Tuesday, December 20th, 2011
by Sarah Cason
Besides perpetually gray skies overhead, a London flat and a rural Oregon home don’t have much in common. But that didn’t stop one British expat from bringing some of his native country’s design aesthetic stateside while building his new hillside home. The owner of the Fox Hollow Residence enlisted Richard Shugar, principal of architecture firm 2Form, to recreate the high-volume spaces of his English loft on a home-sized scale.
The Fox Hollow Residence, located in Eugene, OR, features three distinct sections: one for utility, one for living, and one for a bedroom. Each area is skewed for maximum exposure to the sun and views of the stunning nearby mountains. With the living spaces accessible on the same level, the residence is effectively compartmentalized into three lofted apartments. In the living room, walls stretch two-stories high, making them a perfect place for the art-collecting owners to display their favorite pieces.

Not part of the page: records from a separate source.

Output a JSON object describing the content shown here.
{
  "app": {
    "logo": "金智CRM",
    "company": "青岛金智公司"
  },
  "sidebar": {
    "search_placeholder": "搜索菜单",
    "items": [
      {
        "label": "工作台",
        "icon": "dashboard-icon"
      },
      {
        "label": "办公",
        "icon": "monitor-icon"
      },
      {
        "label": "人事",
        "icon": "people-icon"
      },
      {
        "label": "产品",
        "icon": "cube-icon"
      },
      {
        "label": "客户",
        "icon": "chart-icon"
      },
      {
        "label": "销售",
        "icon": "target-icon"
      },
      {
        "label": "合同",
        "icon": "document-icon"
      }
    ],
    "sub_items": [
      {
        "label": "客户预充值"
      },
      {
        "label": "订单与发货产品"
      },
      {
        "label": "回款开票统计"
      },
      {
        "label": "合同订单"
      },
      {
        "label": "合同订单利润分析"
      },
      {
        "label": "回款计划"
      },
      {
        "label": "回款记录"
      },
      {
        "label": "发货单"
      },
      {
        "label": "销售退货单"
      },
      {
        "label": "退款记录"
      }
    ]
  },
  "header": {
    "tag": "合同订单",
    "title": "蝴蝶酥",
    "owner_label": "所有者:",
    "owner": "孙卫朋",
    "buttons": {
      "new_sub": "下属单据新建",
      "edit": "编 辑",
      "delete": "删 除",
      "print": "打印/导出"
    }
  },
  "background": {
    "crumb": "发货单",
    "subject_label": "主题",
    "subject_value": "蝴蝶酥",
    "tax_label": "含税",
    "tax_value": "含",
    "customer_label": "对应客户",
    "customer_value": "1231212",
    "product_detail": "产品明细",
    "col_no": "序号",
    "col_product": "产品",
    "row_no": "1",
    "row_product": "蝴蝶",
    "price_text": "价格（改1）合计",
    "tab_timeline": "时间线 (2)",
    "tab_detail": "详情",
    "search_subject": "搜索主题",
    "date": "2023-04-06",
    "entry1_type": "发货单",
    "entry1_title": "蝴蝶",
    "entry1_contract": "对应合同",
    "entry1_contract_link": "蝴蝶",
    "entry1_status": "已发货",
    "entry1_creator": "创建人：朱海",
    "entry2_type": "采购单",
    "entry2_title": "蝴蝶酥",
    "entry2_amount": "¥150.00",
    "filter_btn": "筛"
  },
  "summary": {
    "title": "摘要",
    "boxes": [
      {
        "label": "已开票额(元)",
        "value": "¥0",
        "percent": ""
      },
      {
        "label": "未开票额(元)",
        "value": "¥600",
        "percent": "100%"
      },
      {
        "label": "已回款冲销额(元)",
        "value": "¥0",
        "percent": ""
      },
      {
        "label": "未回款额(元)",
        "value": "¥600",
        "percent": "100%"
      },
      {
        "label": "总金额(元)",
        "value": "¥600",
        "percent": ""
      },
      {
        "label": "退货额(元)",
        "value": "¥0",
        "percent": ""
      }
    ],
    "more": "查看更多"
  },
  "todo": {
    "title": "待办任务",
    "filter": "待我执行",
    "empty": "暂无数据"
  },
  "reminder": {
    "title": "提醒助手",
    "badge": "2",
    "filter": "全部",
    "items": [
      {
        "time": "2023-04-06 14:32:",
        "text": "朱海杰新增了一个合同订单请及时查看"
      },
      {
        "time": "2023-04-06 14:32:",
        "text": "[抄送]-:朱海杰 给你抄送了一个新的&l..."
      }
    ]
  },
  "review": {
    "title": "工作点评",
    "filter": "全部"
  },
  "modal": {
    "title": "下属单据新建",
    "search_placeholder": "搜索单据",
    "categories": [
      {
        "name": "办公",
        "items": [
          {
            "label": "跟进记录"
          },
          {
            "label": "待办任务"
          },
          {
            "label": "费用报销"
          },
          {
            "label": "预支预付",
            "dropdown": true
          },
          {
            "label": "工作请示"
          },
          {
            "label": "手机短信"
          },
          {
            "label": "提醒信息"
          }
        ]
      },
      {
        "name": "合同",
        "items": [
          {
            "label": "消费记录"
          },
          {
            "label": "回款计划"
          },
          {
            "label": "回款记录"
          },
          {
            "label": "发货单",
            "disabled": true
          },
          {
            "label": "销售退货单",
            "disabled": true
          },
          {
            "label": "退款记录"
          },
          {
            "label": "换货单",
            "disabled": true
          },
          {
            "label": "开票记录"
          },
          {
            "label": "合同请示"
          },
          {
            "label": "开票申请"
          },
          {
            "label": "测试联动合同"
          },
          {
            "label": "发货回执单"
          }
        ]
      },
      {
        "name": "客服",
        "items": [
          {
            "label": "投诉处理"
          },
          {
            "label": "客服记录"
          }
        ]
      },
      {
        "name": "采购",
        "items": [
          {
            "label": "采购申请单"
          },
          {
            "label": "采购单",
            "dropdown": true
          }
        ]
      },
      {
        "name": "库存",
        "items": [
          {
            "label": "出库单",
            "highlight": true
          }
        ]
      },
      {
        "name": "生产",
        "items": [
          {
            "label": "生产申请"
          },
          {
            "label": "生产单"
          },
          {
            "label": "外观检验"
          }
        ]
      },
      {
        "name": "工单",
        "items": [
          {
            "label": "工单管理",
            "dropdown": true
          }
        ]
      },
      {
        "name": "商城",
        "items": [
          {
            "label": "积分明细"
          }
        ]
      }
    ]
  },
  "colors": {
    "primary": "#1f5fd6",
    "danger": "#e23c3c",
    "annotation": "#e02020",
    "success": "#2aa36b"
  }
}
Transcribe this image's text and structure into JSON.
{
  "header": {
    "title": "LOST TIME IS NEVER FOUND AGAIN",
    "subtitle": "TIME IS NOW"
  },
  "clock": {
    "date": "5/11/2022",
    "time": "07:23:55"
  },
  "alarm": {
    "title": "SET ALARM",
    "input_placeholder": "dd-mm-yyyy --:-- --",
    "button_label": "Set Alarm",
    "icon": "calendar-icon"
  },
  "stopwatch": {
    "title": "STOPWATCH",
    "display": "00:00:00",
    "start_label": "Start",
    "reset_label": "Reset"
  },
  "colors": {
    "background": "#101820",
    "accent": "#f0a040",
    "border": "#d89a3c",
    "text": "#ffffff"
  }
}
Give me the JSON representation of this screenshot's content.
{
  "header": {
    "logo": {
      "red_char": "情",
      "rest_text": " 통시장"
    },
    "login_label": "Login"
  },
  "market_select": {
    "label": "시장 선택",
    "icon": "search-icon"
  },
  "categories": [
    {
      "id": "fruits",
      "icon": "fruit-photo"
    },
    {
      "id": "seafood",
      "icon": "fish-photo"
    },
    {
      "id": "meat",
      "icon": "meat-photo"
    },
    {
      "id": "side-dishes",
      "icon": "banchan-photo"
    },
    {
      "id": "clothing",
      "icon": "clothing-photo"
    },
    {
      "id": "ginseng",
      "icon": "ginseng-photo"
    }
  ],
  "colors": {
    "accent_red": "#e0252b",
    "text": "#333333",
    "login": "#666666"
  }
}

Not content to merely admire nature from afar, Shugar closely monitored the house’s impact on the immediate environment as well. “I think the first step to sustainability is reducing the building’s footprint to essential rooms and spaces,” he says. To make that first step, he and his team decided that air conditioning was expendable. Large, operable windows open to the vistas, and pair with ceiling fans to move the air throughout the space. Large roof overhangs shield the rooms from direct heat, effectively controlling the home’s temperature in the precipitation-heavy Northwest.
Fox Hollow’s design is a trick on the eyes, too. “When you enter the house from one side, it looks like a one-story building,” Shugar says, “but when you look at the view from down the hill, it looks like a really big home.” Whether England or Oregon, uphill or down, sometimes the best solution lies in a simple shift of perspective.
- Recessed sliding doors shield glass from sunlight for a cooling effect
- Rainwater is collected from the sloped roofs and filtered in a bioswale before flowing back into a nearby creek
- All beams are salvaged blown-down trees from eastern Oregon forests
- Roof overhangs shield the structures from direct sunlight
- Local concrete used on foundations
- Floor vents allow cooler air to flow from basement